[Source data — start]

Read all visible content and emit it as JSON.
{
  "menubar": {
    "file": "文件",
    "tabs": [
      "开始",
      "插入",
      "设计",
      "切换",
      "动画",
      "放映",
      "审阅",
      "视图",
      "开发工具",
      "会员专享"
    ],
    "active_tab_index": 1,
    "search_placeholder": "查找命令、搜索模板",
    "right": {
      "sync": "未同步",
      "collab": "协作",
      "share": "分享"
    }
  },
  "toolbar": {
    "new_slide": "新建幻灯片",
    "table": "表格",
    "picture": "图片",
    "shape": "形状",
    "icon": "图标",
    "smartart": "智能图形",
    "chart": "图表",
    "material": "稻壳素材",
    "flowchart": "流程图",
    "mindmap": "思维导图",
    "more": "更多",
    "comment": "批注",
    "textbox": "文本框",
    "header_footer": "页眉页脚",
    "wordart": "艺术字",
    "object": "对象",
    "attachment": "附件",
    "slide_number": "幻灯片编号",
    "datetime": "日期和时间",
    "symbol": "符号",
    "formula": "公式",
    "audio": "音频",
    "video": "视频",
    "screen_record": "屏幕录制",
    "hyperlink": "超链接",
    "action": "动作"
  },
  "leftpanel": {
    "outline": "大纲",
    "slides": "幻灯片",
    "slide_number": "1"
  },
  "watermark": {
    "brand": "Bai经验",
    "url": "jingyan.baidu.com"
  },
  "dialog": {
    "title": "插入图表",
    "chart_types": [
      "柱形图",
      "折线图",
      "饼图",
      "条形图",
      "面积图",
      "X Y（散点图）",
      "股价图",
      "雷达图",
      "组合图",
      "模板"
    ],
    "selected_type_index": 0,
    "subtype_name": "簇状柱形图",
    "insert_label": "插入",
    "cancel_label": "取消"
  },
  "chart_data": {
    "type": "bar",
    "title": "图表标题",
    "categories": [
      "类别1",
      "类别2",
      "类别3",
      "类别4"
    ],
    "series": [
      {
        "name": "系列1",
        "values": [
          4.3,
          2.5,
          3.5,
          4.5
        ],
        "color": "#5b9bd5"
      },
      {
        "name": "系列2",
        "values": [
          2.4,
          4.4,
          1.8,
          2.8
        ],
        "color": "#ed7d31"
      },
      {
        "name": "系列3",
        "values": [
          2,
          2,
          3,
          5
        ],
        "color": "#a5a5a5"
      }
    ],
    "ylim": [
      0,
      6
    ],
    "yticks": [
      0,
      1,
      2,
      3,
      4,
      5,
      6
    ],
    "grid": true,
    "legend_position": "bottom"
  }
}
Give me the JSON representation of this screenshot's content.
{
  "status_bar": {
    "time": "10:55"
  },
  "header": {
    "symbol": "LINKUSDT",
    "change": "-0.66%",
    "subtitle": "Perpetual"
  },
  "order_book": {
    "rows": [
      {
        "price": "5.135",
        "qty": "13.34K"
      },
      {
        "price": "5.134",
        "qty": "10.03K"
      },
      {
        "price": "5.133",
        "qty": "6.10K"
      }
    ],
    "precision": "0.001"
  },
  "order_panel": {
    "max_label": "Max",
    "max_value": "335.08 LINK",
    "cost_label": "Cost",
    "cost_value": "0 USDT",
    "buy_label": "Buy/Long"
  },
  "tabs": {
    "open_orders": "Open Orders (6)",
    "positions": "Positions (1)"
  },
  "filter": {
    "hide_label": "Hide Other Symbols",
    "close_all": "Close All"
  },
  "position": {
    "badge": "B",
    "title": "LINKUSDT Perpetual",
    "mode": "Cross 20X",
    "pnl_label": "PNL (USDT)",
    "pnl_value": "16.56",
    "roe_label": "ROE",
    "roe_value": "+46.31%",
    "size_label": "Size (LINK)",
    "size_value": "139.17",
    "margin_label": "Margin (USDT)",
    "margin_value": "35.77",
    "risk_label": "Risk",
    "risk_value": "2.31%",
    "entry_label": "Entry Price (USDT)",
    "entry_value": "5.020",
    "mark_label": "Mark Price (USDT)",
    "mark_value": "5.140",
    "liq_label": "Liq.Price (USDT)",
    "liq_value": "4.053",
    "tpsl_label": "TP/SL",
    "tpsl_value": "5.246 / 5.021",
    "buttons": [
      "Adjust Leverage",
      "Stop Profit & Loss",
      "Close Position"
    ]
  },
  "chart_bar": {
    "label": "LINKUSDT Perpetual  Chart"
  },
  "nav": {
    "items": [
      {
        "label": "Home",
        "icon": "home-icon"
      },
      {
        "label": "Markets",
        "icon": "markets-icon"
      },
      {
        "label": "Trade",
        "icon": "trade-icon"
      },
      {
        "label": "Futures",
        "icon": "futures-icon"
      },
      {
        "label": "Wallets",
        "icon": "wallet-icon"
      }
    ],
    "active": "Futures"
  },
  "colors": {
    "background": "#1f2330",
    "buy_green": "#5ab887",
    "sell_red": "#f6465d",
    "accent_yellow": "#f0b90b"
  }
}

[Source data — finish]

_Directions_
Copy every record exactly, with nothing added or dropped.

_Answer to this problem_
Read all visible content and emit it as JSON.
{
  "menubar": {
    "file": "文件",
    "tabs": [
      "开始",
      "插入",
      "设计",
      "切换",
      "动画",
      "放映",
      "审阅",
      "视图",
      "开发工具",
      "会员专享"
    ],
    "active_tab_index": 1,
    "search_placeholder": "查找命令、搜索模板",
    "right": {
      "sync": "未同步",
      "collab": "协作",
      "share": "分享"
    }
  },
  "toolbar": {
    "new_slide": "新建幻灯片",
    "table": "表格",
    "picture": "图片",
    "shape": "形状",
    "icon": "图标",
    "smartart": "智能图形",
    "chart": "图表",
    "material": "稻壳素材",
    "flowchart": "流程图",
    "mindmap": "思维导图",
    "more": "更多",
    "comment": "批注",
    "textbox": "文本框",
    "header_footer": "页眉页脚",
    "wordart": "艺术字",
    "object": "对象",
    "attachment": "附件",
    "slide_number": "幻灯片编号",
    "datetime": "日期和时间",
    "symbol": "符号",
    "formula": "公式",
    "audio": "音频",
    "video": "视频",
    "screen_record": "屏幕录制",
    "hyperlink": "超链接",
    "action": "动作"
  },
  "leftpanel": {
    "outline": "大纲",
    "slides": "幻灯片",
    "slide_number": "1"
  },
  "watermark": {
    "brand": "Bai经验",
    "url": "jingyan.baidu.com"
  },
  "dialog": {
    "title": "插入图表",
    "chart_types": [
      "柱形图",
      "折线图",
      "饼图",
      "条形图",
      "面积图",
      "X Y（散点图）",
      "股价图",
      "雷达图",
      "组合图",
      "模板"
    ],
    "selected_type_index": 0,
    "subtype_name": "簇状柱形图",
    "insert_label": "插入",
    "cancel_label": "取消"
  },
  "chart_data": {
    "type": "bar",
    "title": "图表标题",
    "categories": [
      "类别1",
      "类别2",
      "类别3",
      "类别4"
    ],
    "series": [
      {
        "name": "系列1",
        "values": [
          4.3,
          2.5,
          3.5,
          4.5
        ],
        "color": "#5b9bd5"
      },
      {
        "name": "系列2",
        "values": [
          2.4,
          4.4,
          1.8,
          2.8
        ],
        "color": "#ed7d31"
      },
      {
        "name": "系列3",
        "values": [
          2,
          2,
          3,
          5
        ],
        "color": "#a5a5a5"
      }
    ],
    "ylim": [
      0,
      6
    ],
    "yticks": [
      0,
      1,
      2,
      3,
      4,
      5,
      6
    ],
    "grid": true,
    "legend_position": "bottom"
  }
}
Give me the JSON representation of this screenshot's content.
{
  "status_bar": {
    "time": "10:55"
  },
  "header": {
    "symbol": "LINKUSDT",
    "change": "-0.66%",
    "subtitle": "Perpetual"
  },
  "order_book": {
    "rows": [
      {
        "price": "5.135",
        "qty": "13.34K"
      },
      {
        "price": "5.134",
        "qty": "10.03K"
      },
      {
        "price": "5.133",
        "qty": "6.10K"
      }
    ],
    "precision": "0.001"
  },
  "order_panel": {
    "max_label": "Max",
    "max_value": "335.08 LINK",
    "cost_label": "Cost",
    "cost_value": "0 USDT",
    "buy_label": "Buy/Long"
  },
  "tabs": {
    "open_orders": "Open Orders (6)",
    "positions": "Positions (1)"
  },
  "filter": {
    "hide_label": "Hide Other Symbols",
    "close_all": "Close All"
  },
  "position": {
    "badge": "B",
    "title": "LINKUSDT Perpetual",
    "mode": "Cross 20X",
    "pnl_label": "PNL (USDT)",
    "pnl_value": "16.56",
    "roe_label": "ROE",
    "roe_value": "+46.31%",
    "size_label": "Size (LINK)",
    "size_value": "139.17",
    "margin_label": "Margin (USDT)",
    "margin_value": "35.77",
    "risk_label": "Risk",
    "risk_value": "2.31%",
    "entry_label": "Entry Price (USDT)",
    "entry_value": "5.020",
    "mark_label": "Mark Price (USDT)",
    "mark_value": "5.140",
    "liq_label": "Liq.Price (USDT)",
    "liq_value": "4.053",
    "tpsl_label": "TP/SL",
    "tpsl_value": "5.246 / 5.021",
    "buttons": [
      "Adjust Leverage",
      "Stop Profit & Loss",
      "Close Position"
    ]
  },
  "chart_bar": {
    "label": "LINKUSDT Perpetual  Chart"
  },
  "nav": {
    "items": [
      {
        "label": "Home",
        "icon": "home-icon"
      },
      {
        "label": "Markets",
        "icon": "markets-icon"
      },
      {
        "label": "Trade",
        "icon": "trade-icon"
      },
      {
        "label": "Futures",
        "icon": "futures-icon"
      },
      {
        "label": "Wallets",
        "icon": "wallet-icon"
      }
    ],
    "active": "Futures"
  },
  "colors": {
    "background": "#1f2330",
    "buy_green": "#5ab887",
    "sell_red": "#f6465d",
    "accent_yellow": "#f0b90b"
  }
}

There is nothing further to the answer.